**What this task involves**
Below are some entries; write out each one of them exactly.

**Dataset rows for apps and sites**
· · · ·

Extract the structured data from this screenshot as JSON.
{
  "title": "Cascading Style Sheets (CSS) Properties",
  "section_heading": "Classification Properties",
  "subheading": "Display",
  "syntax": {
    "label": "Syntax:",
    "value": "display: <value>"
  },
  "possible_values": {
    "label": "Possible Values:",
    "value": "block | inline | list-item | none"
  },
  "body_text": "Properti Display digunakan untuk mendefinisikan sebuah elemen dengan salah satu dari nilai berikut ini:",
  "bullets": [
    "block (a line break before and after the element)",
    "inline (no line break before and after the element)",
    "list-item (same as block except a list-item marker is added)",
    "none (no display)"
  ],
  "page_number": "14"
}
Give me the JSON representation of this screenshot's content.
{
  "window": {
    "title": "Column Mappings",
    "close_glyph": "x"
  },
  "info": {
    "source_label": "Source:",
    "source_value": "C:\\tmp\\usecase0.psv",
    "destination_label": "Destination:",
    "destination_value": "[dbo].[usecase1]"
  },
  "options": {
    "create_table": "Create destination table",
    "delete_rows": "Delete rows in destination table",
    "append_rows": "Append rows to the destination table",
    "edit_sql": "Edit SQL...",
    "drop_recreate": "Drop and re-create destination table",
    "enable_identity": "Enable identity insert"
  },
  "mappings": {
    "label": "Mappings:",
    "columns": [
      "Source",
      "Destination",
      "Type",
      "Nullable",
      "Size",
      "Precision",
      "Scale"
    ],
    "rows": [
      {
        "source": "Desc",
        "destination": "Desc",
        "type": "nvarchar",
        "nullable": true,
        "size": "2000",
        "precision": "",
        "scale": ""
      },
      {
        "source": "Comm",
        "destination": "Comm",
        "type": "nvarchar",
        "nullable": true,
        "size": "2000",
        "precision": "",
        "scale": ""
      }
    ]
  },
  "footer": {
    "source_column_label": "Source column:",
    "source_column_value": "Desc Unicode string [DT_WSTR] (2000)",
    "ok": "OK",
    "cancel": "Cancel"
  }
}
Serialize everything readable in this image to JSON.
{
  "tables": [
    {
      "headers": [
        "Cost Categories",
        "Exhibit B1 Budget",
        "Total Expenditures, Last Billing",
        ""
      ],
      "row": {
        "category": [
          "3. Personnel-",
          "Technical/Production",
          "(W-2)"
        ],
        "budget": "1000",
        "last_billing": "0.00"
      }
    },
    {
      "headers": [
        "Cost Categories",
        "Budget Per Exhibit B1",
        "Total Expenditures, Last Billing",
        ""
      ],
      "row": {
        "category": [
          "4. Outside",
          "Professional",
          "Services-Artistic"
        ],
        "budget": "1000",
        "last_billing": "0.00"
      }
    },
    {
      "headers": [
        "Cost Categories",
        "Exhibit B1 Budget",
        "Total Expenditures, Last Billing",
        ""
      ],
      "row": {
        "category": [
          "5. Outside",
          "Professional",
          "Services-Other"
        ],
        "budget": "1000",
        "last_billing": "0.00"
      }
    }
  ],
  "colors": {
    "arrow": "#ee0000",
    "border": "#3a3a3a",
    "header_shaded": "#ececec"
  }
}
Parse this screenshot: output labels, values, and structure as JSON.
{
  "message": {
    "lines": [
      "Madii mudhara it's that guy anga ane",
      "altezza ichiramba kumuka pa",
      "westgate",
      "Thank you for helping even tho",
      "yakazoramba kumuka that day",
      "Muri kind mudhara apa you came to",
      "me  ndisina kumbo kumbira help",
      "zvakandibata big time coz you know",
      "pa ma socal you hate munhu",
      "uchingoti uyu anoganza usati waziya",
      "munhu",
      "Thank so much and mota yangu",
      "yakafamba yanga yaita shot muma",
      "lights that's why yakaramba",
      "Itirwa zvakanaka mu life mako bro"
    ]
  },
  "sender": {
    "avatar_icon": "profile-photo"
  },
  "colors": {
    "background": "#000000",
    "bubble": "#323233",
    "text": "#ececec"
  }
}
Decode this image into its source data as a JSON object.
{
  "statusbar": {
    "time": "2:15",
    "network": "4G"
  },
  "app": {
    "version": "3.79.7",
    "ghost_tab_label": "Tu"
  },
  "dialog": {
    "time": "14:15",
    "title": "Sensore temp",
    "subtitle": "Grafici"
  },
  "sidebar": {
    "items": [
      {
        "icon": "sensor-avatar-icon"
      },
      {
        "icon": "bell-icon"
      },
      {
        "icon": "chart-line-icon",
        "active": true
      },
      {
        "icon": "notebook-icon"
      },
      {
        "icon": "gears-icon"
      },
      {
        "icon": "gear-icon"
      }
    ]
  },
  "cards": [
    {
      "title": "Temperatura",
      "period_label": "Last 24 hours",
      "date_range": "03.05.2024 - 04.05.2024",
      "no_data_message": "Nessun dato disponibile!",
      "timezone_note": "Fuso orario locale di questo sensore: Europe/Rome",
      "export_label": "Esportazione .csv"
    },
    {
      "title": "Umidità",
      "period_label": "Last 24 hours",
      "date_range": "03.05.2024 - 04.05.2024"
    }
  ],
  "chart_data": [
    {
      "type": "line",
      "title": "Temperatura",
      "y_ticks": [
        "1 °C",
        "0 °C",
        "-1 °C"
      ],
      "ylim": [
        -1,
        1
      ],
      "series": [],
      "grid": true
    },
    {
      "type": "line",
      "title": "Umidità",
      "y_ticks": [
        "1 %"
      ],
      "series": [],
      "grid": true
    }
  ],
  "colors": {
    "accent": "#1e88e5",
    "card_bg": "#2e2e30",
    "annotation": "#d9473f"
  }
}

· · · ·

**Answer space**
Extract the structured data from this screenshot as JSON.
{
  "title": "Cascading Style Sheets (CSS) Properties",
  "section_heading": "Classification Properties",
  "subheading": "Display",
  "syntax": {
    "label": "Syntax:",
    "value": "display: <value>"
  },
  "possible_values": {
    "label": "Possible Values:",
    "value": "block | inline | list-item | none"
  },
  "body_text": "Properti Display digunakan untuk mendefinisikan sebuah elemen dengan salah satu dari nilai berikut ini:",
  "bullets": [
    "block (a line break before and after the element)",
    "inline (no line break before and after the element)",
    "list-item (same as block except a list-item marker is added)",
    "none (no display)"
  ],
  "page_number": "14"
}
Give me the JSON representation of this screenshot's content.
{
  "window": {
    "title": "Column Mappings",
    "close_glyph": "x"
  },
  "info": {
    "source_label": "Source:",
    "source_value": "C:\\tmp\\usecase0.psv",
    "destination_label": "Destination:",
    "destination_value": "[dbo].[usecase1]"
  },
  "options": {
    "create_table": "Create destination table",
    "delete_rows": "Delete rows in destination table",
    "append_rows": "Append rows to the destination table",
    "edit_sql": "Edit SQL...",
    "drop_recreate": "Drop and re-create destination table",
    "enable_identity": "Enable identity insert"
  },
  "mappings": {
    "label": "Mappings:",
    "columns": [
      "Source",
      "Destination",
      "Type",
      "Nullable",
      "Size",
      "Precision",
      "Scale"
    ],
    "rows": [
      {
        "source": "Desc",
        "destination": "Desc",
        "type": "nvarchar",
        "nullable": true,
        "size": "2000",
        "precision": "",
        "scale": ""
      },
      {
        "source": "Comm",
        "destination": "Comm",
        "type": "nvarchar",
        "nullable": true,
        "size": "2000",
        "precision": "",
        "scale": ""
      }
    ]
  },
  "footer": {
    "source_column_label": "Source column:",
    "source_column_value": "Desc Unicode string [DT_WSTR] (2000)",
    "ok": "OK",
    "cancel": "Cancel"
  }
}
Serialize everything readable in this image to JSON.
{
  "tables": [
    {
      "headers": [
        "Cost Categories",
        "Exhibit B1 Budget",
        "Total Expenditures, Last Billing",
        ""
      ],
      "row": {
        "category": [
          "3. Personnel-",
          "Technical/Production",
          "(W-2)"
        ],
        "budget": "1000",
        "last_billing": "0.00"
      }
    },
    {
      "headers": [
        "Cost Categories",
        "Budget Per Exhibit B1",
        "Total Expenditures, Last Billing",
        ""
      ],
      "row": {
        "category": [
          "4. Outside",
          "Professional",
          "Services-Artistic"
        ],
        "budget": "1000",
        "last_billing": "0.00"
      }
    },
    {
      "headers": [
        "Cost Categories",
        "Exhibit B1 Budget",
        "Total Expenditures, Last Billing",
        ""
      ],
      "row": {
        "category": [
          "5. Outside",
          "Professional",
          "Services-Other"
        ],
        "budget": "1000",
        "last_billing": "0.00"
      }
    }
  ],
  "colors": {
    "arrow": "#ee0000",
    "border": "#3a3a3a",
    "header_shaded": "#ececec"
  }
}
Parse this screenshot: output labels, values, and structure as JSON.
{
  "message": {
    "lines": [
      "Madii mudhara it's that guy anga ane",
      "altezza ichiramba kumuka pa",
      "westgate",
      "Thank you for helping even tho",
      "yakazoramba kumuka that day",
      "Muri kind mudhara apa you came to",
      "me  ndisina kumbo kumbira help",
      "zvakandibata big time coz you know",
      "pa ma socal you hate munhu",
      "uchingoti uyu anoganza usati waziya",
      "munhu",
      "Thank so much and mota yangu",
      "yakafamba yanga yaita shot muma",
      "lights that's why yakaramba",
      "Itirwa zvakanaka mu life mako bro"
    ]
  },
  "sender": {
    "avatar_icon": "profile-photo"
  },
  "colors": {
    "background": "#000000",
    "bubble": "#323233",
    "text": "#ececec"
  }
}
Decode this image into its source data as a JSON object.
{
  "statusbar": {
    "time": "2:15",
    "network": "4G"
  },
  "app": {
    "version": "3.79.7",
    "ghost_tab_label": "Tu"
  },
  "dialog": {
    "time": "14:15",
    "title": "Sensore temp",
    "subtitle": "Grafici"
  },
  "sidebar": {
    "items": [
      {
        "icon": "sensor-avatar-icon"
      },
      {
        "icon": "bell-icon"
      },
      {
        "icon": "chart-line-icon",
        "active": true
      },
      {
        "icon": "notebook-icon"
      },
      {
        "icon": "gears-icon"
      },
      {
        "icon": "gear-icon"
      }
    ]
  },
  "cards": [
    {
      "title": "Temperatura",
      "period_label": "Last 24 hours",
      "date_range": "03.05.2024 - 04.05.2024",
      "no_data_message": "Nessun dato disponibile!",
      "timezone_note": "Fuso orario locale di questo sensore: Europe/Rome",
      "export_label": "Esportazione .csv"
    },
    {
      "title": "Umidità",
      "period_label": "Last 24 hours",
      "date_range": "03.05.2024 - 04.05.2024"
    }
  ],
  "chart_data": [
    {
      "type": "line",
      "title": "Temperatura",
      "y_ticks": [
        "1 °C",
        "0 °C",
        "-1 °C"
      ],
      "ylim": [
        -1,
        1
      ],
      "series": [],
      "grid": true
    },
    {
      "type": "line",
      "title": "Umidità",
      "y_ticks": [
        "1 %"
      ],
      "series": [],
      "grid": true
    }
  ],
  "colors": {
    "accent": "#1e88e5",
    "card_bg": "#2e2e30",
    "annotation": "#d9473f"
  }
}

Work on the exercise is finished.